Potty humor can't cure cancer, but it can remind us to laugh and live.
That's the mantra of Region native and cancer survivor, Olivia Silver, who's made it her mission to remind us of humor's healing properties.
Her new blog, Humor Beats Cancer, is gaining a buzz in the community of young adults suffering from the disease's many trying forms.
On the Humor Beats Cancer website, you'll read about a colon cancer survivor joking about the ability of doctors to replace lost limbs with fake ones but lamenting the inability of medical science to create replacement rectums.
A testicular cancer survivor on the blog details embarrassing moments when nurses provided exams in the nether regions.
And one breast cancer survivor pokes fun at the name of her surgical procedure — "bilateral, nipple-sparing mastectomy with expander reconstruction" — inviting blog readers to "say it five times fast."
Aside from their ability to laugh at aspects of their rigorous treatment, those who have flocked to Olivia Silver's blog have something else in common.
Most are young professionals who were wrapped in the grind of careers and working full time while fighting for their lives.
A Region native and breast cancer survivor, Olivia knows that score all too well.
Now she's doing all she can to remind young professionals struggling with cancer — and frankly all of us — that healing humor offers respite, even in the darkest depths of despair.
Olivia is a daughter of the Region we all should get to know.
Fifteen years ago, she sat across from me in The Times Munster newsroom. Longtime Times readers, and her Bishop Noll classmates in Hammond, will remember her as Olivia Clark.

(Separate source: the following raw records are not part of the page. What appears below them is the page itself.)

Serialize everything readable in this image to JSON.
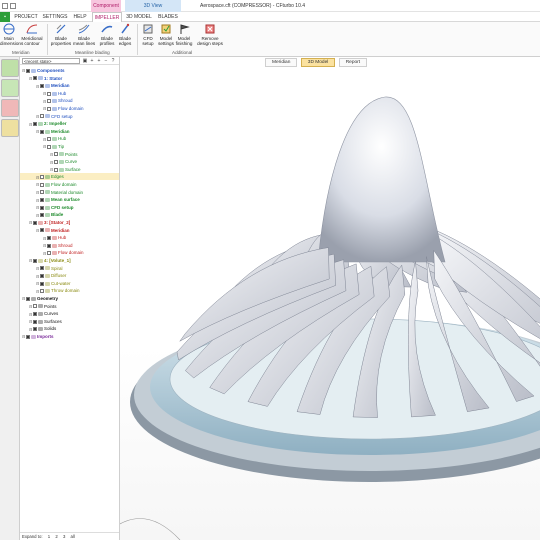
{
  "window": {
    "title": "Aerospace.cft (COMPRESSOR) - CFturbo 10.4",
    "context_component": "Component",
    "context_3d": "3D View"
  },
  "ribbon_tabs": [
    "PROJECT",
    "SETTINGS",
    "HELP",
    "IMPELLER",
    "3D MODEL",
    "BLADES"
  ],
  "ribbon": {
    "buttons": [
      {
        "label": "Main\ndimensions",
        "icon": "main-dimensions-icon"
      },
      {
        "label": "Meridional\ncontour",
        "icon": "meridional-contour-icon"
      },
      {
        "label": "Blade\nproperties",
        "icon": "blade-properties-icon"
      },
      {
        "label": "Blade\nmean lines",
        "icon": "blade-mean-lines-icon"
      },
      {
        "label": "Blade\nprofiles",
        "icon": "blade-profiles-icon"
      },
      {
        "label": "Blade\nedges",
        "icon": "blade-edges-icon"
      },
      {
        "label": "CFD\nsetup",
        "icon": "cfd-setup-icon"
      },
      {
        "label": "Model\nsettings",
        "icon": "model-settings-icon"
      },
      {
        "label": "Model\nfinishing",
        "icon": "model-finishing-icon"
      },
      {
        "label": "Remove\ndesign steps",
        "icon": "remove-design-steps-icon"
      }
    ],
    "groups": [
      "Meridian",
      "Meanline blading",
      "Additional"
    ]
  },
  "tree": {
    "state_select": "<recent state>",
    "items": [
      {
        "label": "Components",
        "color": "#1f4fbf",
        "indent": 0,
        "checked": true,
        "bold": true
      },
      {
        "label": "1: Stator",
        "color": "#1f4fbf",
        "indent": 1,
        "checked": true,
        "bold": true
      },
      {
        "label": "Meridian",
        "color": "#1f4fbf",
        "indent": 2,
        "checked": true,
        "bold": true
      },
      {
        "label": "Hub",
        "color": "#1f4fbf",
        "indent": 3,
        "checked": false
      },
      {
        "label": "Shroud",
        "color": "#1f4fbf",
        "indent": 3,
        "checked": false
      },
      {
        "label": "Flow domain",
        "color": "#1f4fbf",
        "indent": 3,
        "checked": false
      },
      {
        "label": "CFD setup",
        "color": "#1f4fbf",
        "indent": 2,
        "checked": false
      },
      {
        "label": "2: Impeller",
        "color": "#1d8a2b",
        "indent": 1,
        "checked": true,
        "bold": true
      },
      {
        "label": "Meridian",
        "color": "#1d8a2b",
        "indent": 2,
        "checked": true,
        "bold": true
      },
      {
        "label": "Hub",
        "color": "#1d8a2b",
        "indent": 3,
        "checked": false
      },
      {
        "label": "Tip",
        "color": "#1d8a2b",
        "indent": 3,
        "checked": false
      },
      {
        "label": "Points",
        "color": "#1d8a2b",
        "indent": 4,
        "checked": false
      },
      {
        "label": "Curve",
        "color": "#1d8a2b",
        "indent": 4,
        "checked": false
      },
      {
        "label": "Surface",
        "color": "#1d8a2b",
        "indent": 4,
        "checked": false
      },
      {
        "label": "Edges",
        "color": "#1d8a2b",
        "indent": 2,
        "checked": false,
        "highlight": true
      },
      {
        "label": "Flow domain",
        "color": "#1d8a2b",
        "indent": 2,
        "checked": false
      },
      {
        "label": "Material domain",
        "color": "#1d8a2b",
        "indent": 2,
        "checked": false
      },
      {
        "label": "Mean surface",
        "color": "#1d8a2b",
        "indent": 2,
        "checked": true,
        "bold": true
      },
      {
        "label": "CFD setup",
        "color": "#1d8a2b",
        "indent": 2,
        "checked": true,
        "bold": true
      },
      {
        "label": "Blade",
        "color": "#1d8a2b",
        "indent": 2,
        "checked": true,
        "bold": true
      },
      {
        "label": "3: [Stator_2]",
        "color": "#c02020",
        "indent": 1,
        "checked": true,
        "bold": true
      },
      {
        "label": "Meridian",
        "color": "#c02020",
        "indent": 2,
        "checked": true,
        "bold": true
      },
      {
        "label": "Hub",
        "color": "#c02020",
        "indent": 3,
        "checked": true
      },
      {
        "label": "Shroud",
        "color": "#c02020",
        "indent": 3,
        "checked": true
      },
      {
        "label": "Flow domain",
        "color": "#c02020",
        "indent": 3,
        "checked": false
      },
      {
        "label": "4: [Volute_1]",
        "color": "#8a8a10",
        "indent": 1,
        "checked": true,
        "bold": true
      },
      {
        "label": "Spiral",
        "color": "#8a8a10",
        "indent": 2,
        "checked": true
      },
      {
        "label": "Diffuser",
        "color": "#8a8a10",
        "indent": 2,
        "checked": true
      },
      {
        "label": "Cut-water",
        "color": "#8a8a10",
        "indent": 2,
        "checked": true
      },
      {
        "label": "Throw domain",
        "color": "#8a8a10",
        "indent": 2,
        "checked": false
      },
      {
        "label": "Geometry",
        "color": "#111111",
        "indent": 0,
        "checked": true,
        "bold": true
      },
      {
        "label": "Points",
        "color": "#111111",
        "indent": 1,
        "checked": false
      },
      {
        "label": "Curves",
        "color": "#111111",
        "indent": 1,
        "checked": true
      },
      {
        "label": "Surfaces",
        "color": "#111111",
        "indent": 1,
        "checked": true
      },
      {
        "label": "Solids",
        "color": "#111111",
        "indent": 1,
        "checked": true
      },
      {
        "label": "Imports",
        "color": "#7a2a9a",
        "indent": 0,
        "checked": true,
        "bold": true
      }
    ],
    "expand_to": {
      "label": "Expand to:",
      "levels": [
        "1",
        "2",
        "3",
        "all"
      ]
    }
  },
  "view_tabs": [
    "Meridian",
    "3D Model",
    "Report"
  ],
  "view_tab_active": "3D Model",
  "colors": {
    "accent": "#b0206a",
    "file_tab": "#2e9e3a",
    "active_view_tab": "#fbe2a0",
    "highlight_row": "#fbeec3"
  }
}
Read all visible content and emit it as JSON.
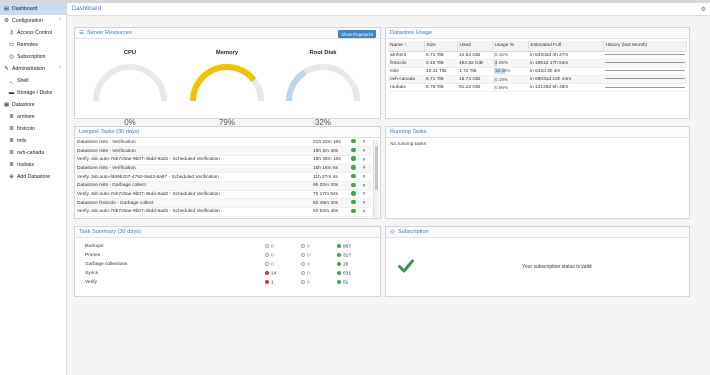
{
  "header": {
    "title": "Dashboard"
  },
  "sidebar": {
    "items": [
      {
        "label": "Dashboard",
        "icon": "dashboard-icon",
        "glyph": "▤"
      },
      {
        "label": "Configuration",
        "icon": "gear-icon",
        "glyph": "⚙"
      },
      {
        "label": "Access Control",
        "icon": "key-icon",
        "glyph": "⚷"
      },
      {
        "label": "Remotes",
        "icon": "server-icon",
        "glyph": "▭"
      },
      {
        "label": "Subscription",
        "icon": "support-icon",
        "glyph": "◎"
      },
      {
        "label": "Administration",
        "icon": "wrench-icon",
        "glyph": "✎"
      },
      {
        "label": "Shell",
        "icon": "terminal-icon",
        "glyph": ">_"
      },
      {
        "label": "Storage / Disks",
        "icon": "hdd-icon",
        "glyph": "▬"
      },
      {
        "label": "Datastore",
        "icon": "archive-icon",
        "glyph": "▦"
      },
      {
        "label": "arnhem",
        "icon": "database-icon",
        "glyph": "≣"
      },
      {
        "label": "firstcolo",
        "icon": "database-icon",
        "glyph": "≣"
      },
      {
        "label": "mits",
        "icon": "database-icon",
        "glyph": "≣"
      },
      {
        "label": "ovh-canada",
        "icon": "database-icon",
        "glyph": "≣"
      },
      {
        "label": "roubaix",
        "icon": "database-icon",
        "glyph": "≣"
      },
      {
        "label": "Add Datastore",
        "icon": "plus-circle-icon",
        "glyph": "⊕"
      }
    ]
  },
  "server": {
    "title": "Server Resources",
    "fingerprint_button": "Show Fingerprint",
    "gauges": [
      {
        "label": "CPU",
        "value_text": "0%",
        "value": 0,
        "color": "#f2c200"
      },
      {
        "label": "Memory",
        "value_text": "79%",
        "value": 79,
        "color": "#f2c200"
      },
      {
        "label": "Root Disk",
        "value_text": "32%",
        "value": 32,
        "color": "#b9d6ee"
      }
    ]
  },
  "datastore": {
    "title": "Datastore Usage",
    "columns": [
      "Name ↑",
      "Size",
      "Used",
      "Usage %",
      "Estimated Full",
      "History (last Month)"
    ],
    "rows": [
      {
        "name": "arnhem",
        "size": "8.71 TiB",
        "used": "14.54 GiB",
        "usage": "0.16%",
        "usage_value": 0.16,
        "full": "in 53202d 4h 27m"
      },
      {
        "name": "firstcolo",
        "size": "9.15 TiB",
        "used": "463.92 GiB",
        "usage": "4.95%",
        "usage_value": 4.95,
        "full": "in 1881d 17h 54m"
      },
      {
        "name": "mits",
        "size": "10.41 TiB",
        "used": "1.72 TiB",
        "usage": "16.46%",
        "usage_value": 16.46,
        "full": "in 512d 3h 4m"
      },
      {
        "name": "ovh-canada",
        "size": "8.71 TiB",
        "used": "16.74 GiB",
        "usage": "0.19%",
        "usage_value": 0.19,
        "full": "in 69031d 16h 44m"
      },
      {
        "name": "roubaix",
        "size": "8.78 TiB",
        "used": "81.22 GiB",
        "usage": "0.98%",
        "usage_value": 0.98,
        "full": "in 12126d 5h 48m"
      }
    ]
  },
  "longest": {
    "title": "Longest Tasks (30 days)",
    "rows": [
      {
        "name": "Datastore mits - Verification",
        "duration": "21h 22m 10s"
      },
      {
        "name": "Datastore mits - Verification",
        "duration": "19h 2m 40s"
      },
      {
        "name": "Verify Job auto-7eb7c8ae-9b07-45dd-9ad2 - Scheduled Verification",
        "duration": "18h 35m 10s"
      },
      {
        "name": "Datastore mits - Verification",
        "duration": "15h 16m 6s"
      },
      {
        "name": "Verify Job auto-fd69b207-4792-8a63-8a97 - Scheduled Verification",
        "duration": "11h 27m 4s"
      },
      {
        "name": "Datastore mits - Garbage collect",
        "duration": "9h 20m 20s"
      },
      {
        "name": "Verify Job auto-7eb7c8ae-9b07-45dd-9ad2 - Scheduled Verification",
        "duration": "7h 17m 54s"
      },
      {
        "name": "Datastore firstcolo - Garbage collect",
        "duration": "6h 49m 30s"
      },
      {
        "name": "Verify Job auto-7eb7c8ae-9b07-45dd-9ad2 - Scheduled Verification",
        "duration": "5h 52m 40s"
      }
    ]
  },
  "running": {
    "title": "Running Tasks",
    "empty_text": "No running tasks"
  },
  "summary": {
    "title": "Task Summary (30 days)",
    "rows": [
      {
        "label": "Backups",
        "errors": "0",
        "warnings": "0",
        "ok": "867"
      },
      {
        "label": "Prunes",
        "errors": "0",
        "warnings": "0",
        "ok": "317"
      },
      {
        "label": "Garbage collections",
        "errors": "0",
        "warnings": "0",
        "ok": "26"
      },
      {
        "label": "Syncs",
        "errors": "14",
        "warnings": "0",
        "ok": "531"
      },
      {
        "label": "Verify",
        "errors": "1",
        "warnings": "0",
        "ok": "51"
      }
    ]
  },
  "subscription": {
    "title": "Subscription",
    "status_text": "Your subscription status is valid"
  }
}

I know her as one of the first friends I made after moving to Northwest Indiana about 15 years ago.
From 2003 to 2006, Olivia served Times readers as the education reporter before working as our Illinois editor for a year.

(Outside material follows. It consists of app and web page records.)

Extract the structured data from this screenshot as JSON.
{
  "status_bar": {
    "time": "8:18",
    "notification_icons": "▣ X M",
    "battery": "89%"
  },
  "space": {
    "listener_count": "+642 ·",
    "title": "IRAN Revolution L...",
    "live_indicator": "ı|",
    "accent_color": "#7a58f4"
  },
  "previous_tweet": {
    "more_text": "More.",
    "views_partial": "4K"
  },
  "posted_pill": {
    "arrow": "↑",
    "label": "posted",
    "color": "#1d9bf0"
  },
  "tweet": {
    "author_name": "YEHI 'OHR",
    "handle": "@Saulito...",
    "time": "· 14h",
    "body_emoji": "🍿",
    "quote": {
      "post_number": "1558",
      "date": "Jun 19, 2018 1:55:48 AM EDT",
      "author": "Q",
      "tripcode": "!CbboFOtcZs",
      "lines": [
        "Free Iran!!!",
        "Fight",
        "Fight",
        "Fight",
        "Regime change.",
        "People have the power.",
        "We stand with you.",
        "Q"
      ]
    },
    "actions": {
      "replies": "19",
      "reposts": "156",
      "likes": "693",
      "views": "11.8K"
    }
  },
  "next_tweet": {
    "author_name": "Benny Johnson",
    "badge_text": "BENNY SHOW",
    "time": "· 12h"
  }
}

In 2006, she left for other professional pursuits and currently lives in Chicago and works in public relations for a global law firm.
We remained connected through Facebook over the years, and her social media posts in 2015 knocked her longtime friends back on our heels.

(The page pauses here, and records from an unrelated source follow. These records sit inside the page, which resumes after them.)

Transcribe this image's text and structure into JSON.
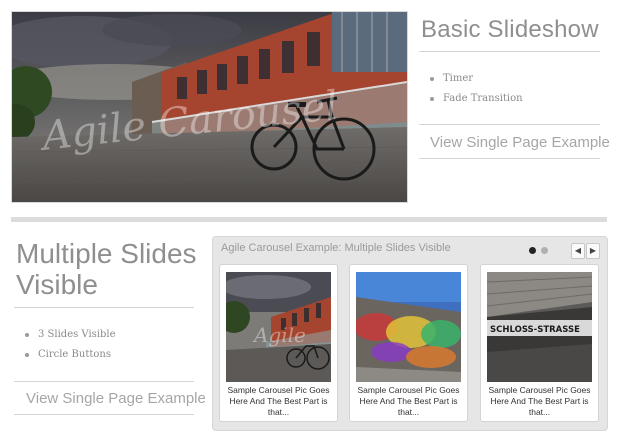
{
  "basic": {
    "title": "Basic Slideshow",
    "features": [
      "Timer",
      "Fade Transition"
    ],
    "link": "View Single Page Example",
    "watermark": "Agile Carousel"
  },
  "multiple": {
    "title_line1": "Multiple Slides",
    "title_line2": "Visible",
    "features": [
      "3 Slides Visible",
      "Circle Buttons"
    ],
    "link": "View Single Page Example"
  },
  "carousel": {
    "title": "Agile Carousel Example: Multiple Slides Visible",
    "prev_icon": "◀",
    "next_icon": "▶",
    "active_dot_color": "#222222",
    "inactive_dot_color": "#b0b0b0",
    "slides": [
      {
        "caption": "Sample Carousel Pic Goes Here And The Best Part is that...",
        "watermark": "Agile"
      },
      {
        "caption": "Sample Carousel Pic Goes Here And The Best Part is that...",
        "watermark": ""
      },
      {
        "caption": "Sample Carousel Pic Goes Here And The Best Part is that...",
        "watermark": "",
        "sign_text": "SCHLOSS-STRASSE"
      }
    ]
  },
  "colors": {
    "heading": "#8f8f8f",
    "rule": "#d5d5d5",
    "separator": "#dcdcdc",
    "carousel_bg": "#e6e6e6"
  }
}
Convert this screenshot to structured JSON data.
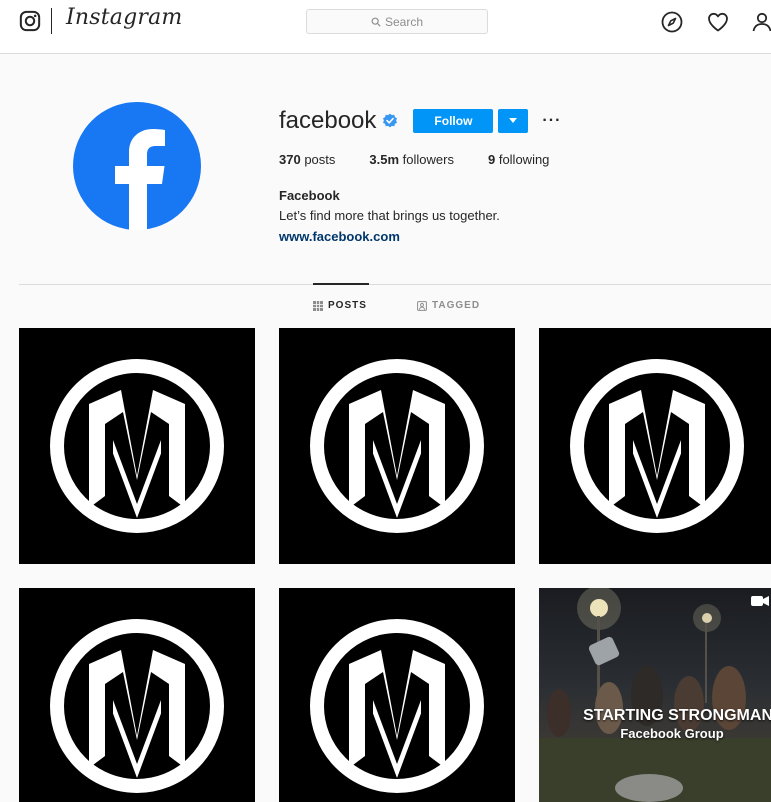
{
  "header": {
    "wordmark": "Instagram",
    "search_placeholder": "Search",
    "icons": [
      "instagram-glyph-icon",
      "search-icon",
      "explore-compass-icon",
      "heart-icon",
      "profile-icon"
    ]
  },
  "profile": {
    "username": "facebook",
    "follow_label": "Follow",
    "more_label": "···",
    "stats": [
      {
        "value": "370",
        "label": "posts"
      },
      {
        "value": "3.5m",
        "label": "followers"
      },
      {
        "value": "9",
        "label": "following"
      }
    ],
    "full_name": "Facebook",
    "bio": "Let’s find more that brings us together.",
    "website": "www.facebook.com"
  },
  "tabs": [
    {
      "label": "POSTS",
      "icon": "grid-icon",
      "active": true
    },
    {
      "label": "TAGGED",
      "icon": "tagged-icon",
      "active": false
    }
  ],
  "posts": [
    {
      "type": "logo"
    },
    {
      "type": "logo"
    },
    {
      "type": "logo"
    },
    {
      "type": "logo"
    },
    {
      "type": "logo"
    },
    {
      "type": "video",
      "caption_line1": "STARTING STRONGMAN",
      "caption_line2": "Facebook Group"
    }
  ],
  "colors": {
    "accent": "#0095f6",
    "facebook_blue": "#1877f2",
    "link": "#00376b",
    "border": "#dbdbdb"
  }
}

At the age of 35, Olivia was diagnosed with breast cancer.
Throughout the next year, we watched as she endured the rigors of chemotherapy, radiation and a mastectomy.
"I worked full time through the whole thing," Olivia recalled last week.
"One thing you realize is there really isn't that much out there for young professionals going through cancer."
Her cancer now in remission, Olivia says she has been working to do something about that.
In the Humor Beats Cancer blog, she has created a virtual community of cancer survivors and fighters in their 20s, 30s and 40s.
She rightly notes many cancer services are geared to either young children or older adults.
In the case of her blog, Olivia says she's filling that void for young adults while injecting a cure, if not for the body then at least for the soul, through laughter.
"One reason I started Humor Beats Cancer was because I kept having these odd experiences, and I wondered if I was alone," Olivia wrote in her own blog entry. "I would think, 'Maybe I’m the only one seeing this dark comedy play out in front of me.'
"But what I’ve learned from the amazing response to this blog — I’m most definitely not alone. We all are or have been in this weird alternate universe that is sometimes sad, sometimes funny and all the time real."
I invite all Region folks — especially those battling cancer — to visit the Humor Beats Cancer blog at www.humorbeatscancer.com/
If cancer patients can find a way to laugh at aspects of their life-and-death struggles, we all can spare kindness for our fellow humans.